Indigenous Women’s Health Stories

Sponsors of Digital Stories Health Research

July 22, 2019

“Legacy: Indigenous Women’s Health Stories”

July 22, 2019 – Yellowknife, NT

You are invited to attend the premiere of five digital stories, entitled “Legacy: Indigenous Women’s Health Stories” created by Indigenous women in two locations – Onion Lake Cree Nation, on the border of Alberta and Saskatchewan & Yellowknife, Northwest Territories.  

This event takes place on Thursday, August 15th at 6 pm – 8 pm at Northern United Place. The five presenters include: Maxine Desjarlais – a member of Fishing Lake Metis Settlement, Beatrice Harper – a member of Onion Lake Cree Nation First Nations, Sheryl Liske – a member of Yellowknives Dene First Nations, Dorothy Weyallon – a member of Tłı̨chǫ Government, Tanya Roach – from Rankin Inlet, Nunavut, and emcee, Shelley Wiart – a member of the North Slave Metis Alliance. Please join us for a community meal of bannock and chili, followed by welcoming remarks, the screening of the stories, a brief question and answer panel session, and closing reflections on the process of digital storytelling and health research.

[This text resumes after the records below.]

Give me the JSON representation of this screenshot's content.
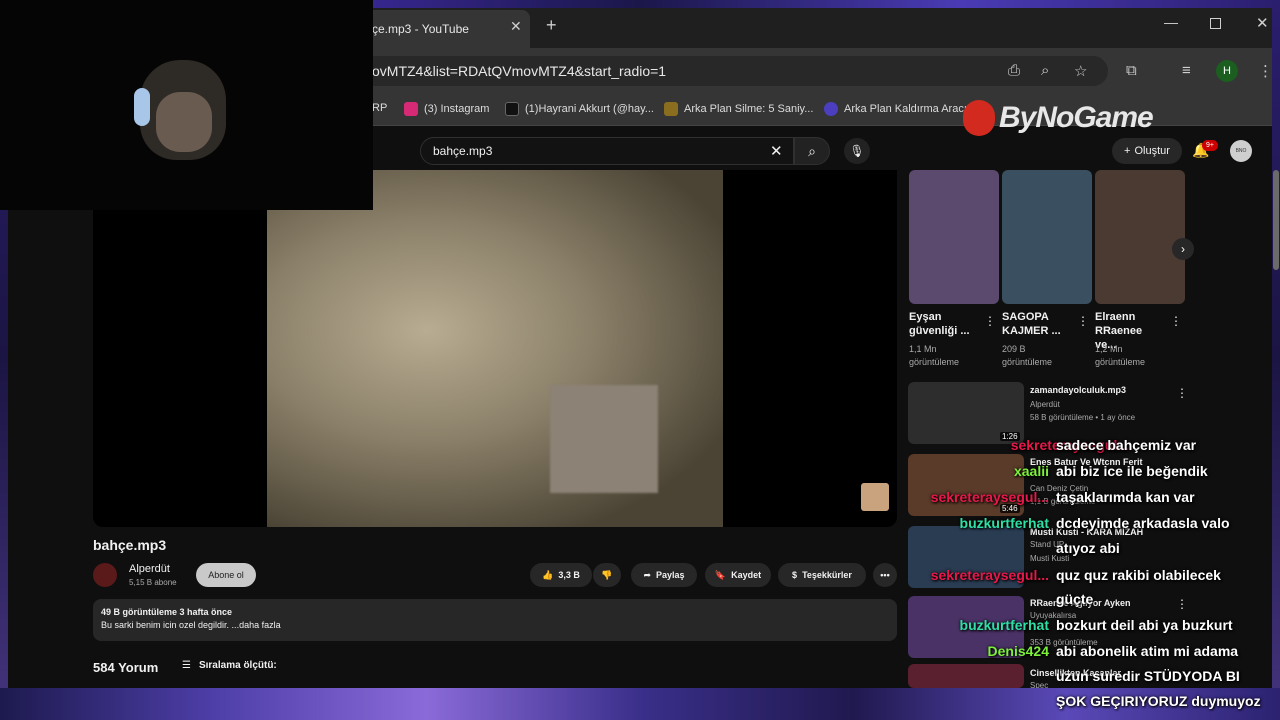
{
  "browser": {
    "tab_title": "çe.mp3 - YouTube",
    "url": "ovMTZ4&list=RDAtQVmovMTZ4&start_radio=1",
    "bookmarks": [
      {
        "label": "RP",
        "color": "#444444"
      },
      {
        "label": "(3) Instagram",
        "color": "#d62976"
      },
      {
        "label": "(1)Hayrani Akkurt (@hay...",
        "color": "#111111"
      },
      {
        "label": "Arka Plan Silme: 5 Saniy...",
        "color": "#8a6d1e"
      },
      {
        "label": "Arka Plan Kaldırma Aracı...",
        "color": "#4b3fbf"
      }
    ],
    "profile_initial": "H"
  },
  "overlay": {
    "logo_text": "ByNoGame"
  },
  "youtube": {
    "search_value": "bahçe.mp3",
    "create_label": "Oluştur",
    "notification_count": "9+",
    "channel_avatar_text": "BNO"
  },
  "video": {
    "title": "bahçe.mp3",
    "channel_name": "Alperdüt",
    "subscribers": "5,15 B abone",
    "subscribe_label": "Abone ol",
    "likes": "3,3 B",
    "share_label": "Paylaş",
    "save_label": "Kaydet",
    "thanks_label": "Teşekkürler",
    "more_label": "•••",
    "stats": "49 B görüntüleme  3 hafta önce",
    "description": "Bu sarki benim icin ozel degildir. ...daha fazla",
    "comment_count": "584 Yorum",
    "sort_label": "Sıralama ölçütü:"
  },
  "shorts": [
    {
      "title": "Eyşan güvenliği ...",
      "views": "1,1 Mn görüntüleme",
      "color": "#5b4a6e"
    },
    {
      "title": "SAGOPA KAJMER ...",
      "views": "209 B görüntüleme",
      "color": "#3a4f60"
    },
    {
      "title": "Elraenn RRaenee ve...",
      "views": "1,2 Mn görüntüleme",
      "color": "#4a3a32"
    }
  ],
  "recommendations": [
    {
      "title": "zamandayolculuk.mp3",
      "channel": "Alperdüt",
      "meta": "58 B görüntüleme • 1 ay önce",
      "duration": "1:26",
      "color": "#2d2d2d"
    },
    {
      "title": "Enes Batur Ve Wtcnn Ferit",
      "channel": "Can Deniz Çetin",
      "meta": "1,1 B görüntüleme",
      "duration": "5:46",
      "color": "#5a3a28"
    },
    {
      "title": "Musti Kusti - KARA MİZAH",
      "channel": "Stand UP",
      "meta": "Musti Kusti",
      "duration": "",
      "color": "#2a3c52"
    },
    {
      "title": "RRaenee Ağlıyor Ayken",
      "channel": "Uyuyakalırsa",
      "meta": "353 B görüntüleme",
      "duration": "",
      "color": "#4a3266"
    },
    {
      "title": "Cinsellikten Kaçanlar",
      "channel": "Spec",
      "meta": "",
      "duration": "",
      "color": "#5a2030"
    }
  ],
  "chat": [
    {
      "user": "sekreteraysegul...",
      "message": "sadece bahçemiz var",
      "color": "#e8194a"
    },
    {
      "user": "xaalii",
      "message": "abi biz ice ile beğendik",
      "color": "#7df03c"
    },
    {
      "user": "sekreteraysegul...",
      "message": "taşaklarımda kan var",
      "color": "#e8194a"
    },
    {
      "user": "buzkurtferhat",
      "message": "dcdeyimde arkadasla valo",
      "color": "#2fe0a6"
    },
    {
      "user": "",
      "message": "atıyoz abi",
      "color": "#ffffff"
    },
    {
      "user": "sekreteraysegul...",
      "message": "quz quz rakibi olabilecek",
      "color": "#e8194a"
    },
    {
      "user": "",
      "message": "güçte",
      "color": "#ffffff"
    },
    {
      "user": "buzkurtferhat",
      "message": "bozkurt deil abi ya buzkurt",
      "color": "#2fe0a6"
    },
    {
      "user": "Denis424",
      "message": "abi abonelik atim mi adama",
      "color": "#7df03c"
    },
    {
      "user": "",
      "message": "uzun suredir STÜDYODA BI",
      "color": "#ffffff"
    },
    {
      "user": "",
      "message": "ŞOK GEÇIRIYORUZ duymuyoz",
      "color": "#ffffff"
    }
  ]
}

Wiart shared, “These stories share powerful themes about understanding the legacy of residential school, intergenerational trauma and the importance of land, language, culture and community as factors to improving Indigenous women’s health outcomes. It’s important to me that we provide strength based stories by and for Indigenous women about their health and open space for meaningful conversation about Indigenous women’s health, and reconciliation in healthcare.”

Due to the content of these stories, which have the potential to be triggering for IRS survivors and their family members, an enrolled mental health service provider from the Indian Residential School Resolution Health Support Program, Anneka Westergreen, owner of Fireweed Counselling will be present. 

Please register to attend this event through email or contact Shelley Wiart by phone 780.872.0877.

This Indigenous health research and community knowledge translation event is sponsored by Hotii ts’eeda, Northwest Territories Spor Support Unit. To learn more about Shelley Wiart’s undergrad research project, Digital Storytelling as an Indigenous Women’s Health Advocacy Tool: Empowering Indigenous Women to Frame Their Health Stories please visit The Athabasca University Research Ethics Board has approved this research project and it has been licensed under the Northwest Territories Scientists Act.